its style does not belong to the era of the Three Dynasties. 陸德明 Lu Tê-ming (550-625 A.D.) mentions the work, and enumerates the headings of the six sections, 文, 武, 虎, 豹, 龍 and 犬, so that the forgery cannot have been later than the Sui dynasty.
4. 尉繚子 Wei Liao Tzŭ, in 5 chüan. Attributed to Wei Liao (4th cent. B.C.), who studied under the famous 鬼谷子 Kuei-ku Tzŭ. The 漢志, under 兵家, mentions a book of Wei Liao in 31 chapters, whereas the text we possess contains only 24. Its matter is sound enough in the main, though the strategical devices differ considerably from those of the Warring States period. It has been furnished with a commentary by the well-known Sung philosopher 張載 Chang Tsai.

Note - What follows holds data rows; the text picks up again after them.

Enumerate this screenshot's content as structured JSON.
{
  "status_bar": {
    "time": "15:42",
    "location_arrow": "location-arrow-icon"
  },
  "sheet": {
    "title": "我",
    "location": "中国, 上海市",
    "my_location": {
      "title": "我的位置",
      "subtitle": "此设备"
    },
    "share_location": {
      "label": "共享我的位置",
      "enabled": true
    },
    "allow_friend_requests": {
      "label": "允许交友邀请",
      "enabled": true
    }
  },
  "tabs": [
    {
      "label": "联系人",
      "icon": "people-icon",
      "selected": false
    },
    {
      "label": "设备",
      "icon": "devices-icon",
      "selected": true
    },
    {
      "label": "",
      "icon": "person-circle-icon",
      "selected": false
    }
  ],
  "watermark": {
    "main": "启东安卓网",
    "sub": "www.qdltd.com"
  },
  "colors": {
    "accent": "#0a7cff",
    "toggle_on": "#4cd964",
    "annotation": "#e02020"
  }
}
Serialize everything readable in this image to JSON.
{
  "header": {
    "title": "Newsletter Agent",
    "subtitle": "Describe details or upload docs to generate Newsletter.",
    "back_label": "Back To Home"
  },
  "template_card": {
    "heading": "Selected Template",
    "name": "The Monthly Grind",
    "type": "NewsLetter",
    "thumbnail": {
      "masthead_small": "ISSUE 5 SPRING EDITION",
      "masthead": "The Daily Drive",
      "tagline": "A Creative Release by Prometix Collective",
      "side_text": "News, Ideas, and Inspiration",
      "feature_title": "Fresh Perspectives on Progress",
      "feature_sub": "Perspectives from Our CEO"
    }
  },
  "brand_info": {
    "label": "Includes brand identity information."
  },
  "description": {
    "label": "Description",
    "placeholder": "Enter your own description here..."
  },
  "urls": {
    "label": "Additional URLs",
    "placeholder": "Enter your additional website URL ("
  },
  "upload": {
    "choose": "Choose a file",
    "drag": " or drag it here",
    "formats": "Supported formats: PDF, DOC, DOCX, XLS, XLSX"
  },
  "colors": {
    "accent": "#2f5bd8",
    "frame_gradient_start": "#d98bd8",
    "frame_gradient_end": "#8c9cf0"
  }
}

5. 三略 San Lüeh, in 3 chüan. Attributed to 黃石公 Huang-shih Kung, a legendary personage who is said to have bestowed it on Chang Liang (d. B.C. 187) in an interview on a bridge. But here again, the style is not that of works dating from the Ch‘in or Han period. The Han Emperor Kuang Wu [A.D. 25—57] apparently quotes from it in one of his proclamations; but the passage in question may have been inserted later on, in order to prove the genuineness of the work. We shall not be far out if we refer it to the Northern Sung period [420—478 A.D.], or somewhat earlier.
- See Han Shu, 張良傳, ch. 40. The work is there called 太公兵法. Hence it has been confused with the Liu T‘ao and the San Lüeh to T‘ai Kung.
- 其文不類秦漢間書漢光武帝詔雖嘗引之安知非反摭詔中所引二語以證實其書謂之北宋以前舊本則可矣. Another work said to have been written by Huang-shih Kung, and also included in the military section of the Imperial Catalogue, is the 素書 Su Shu in 1 chüan. A short ethical treatise of Taoist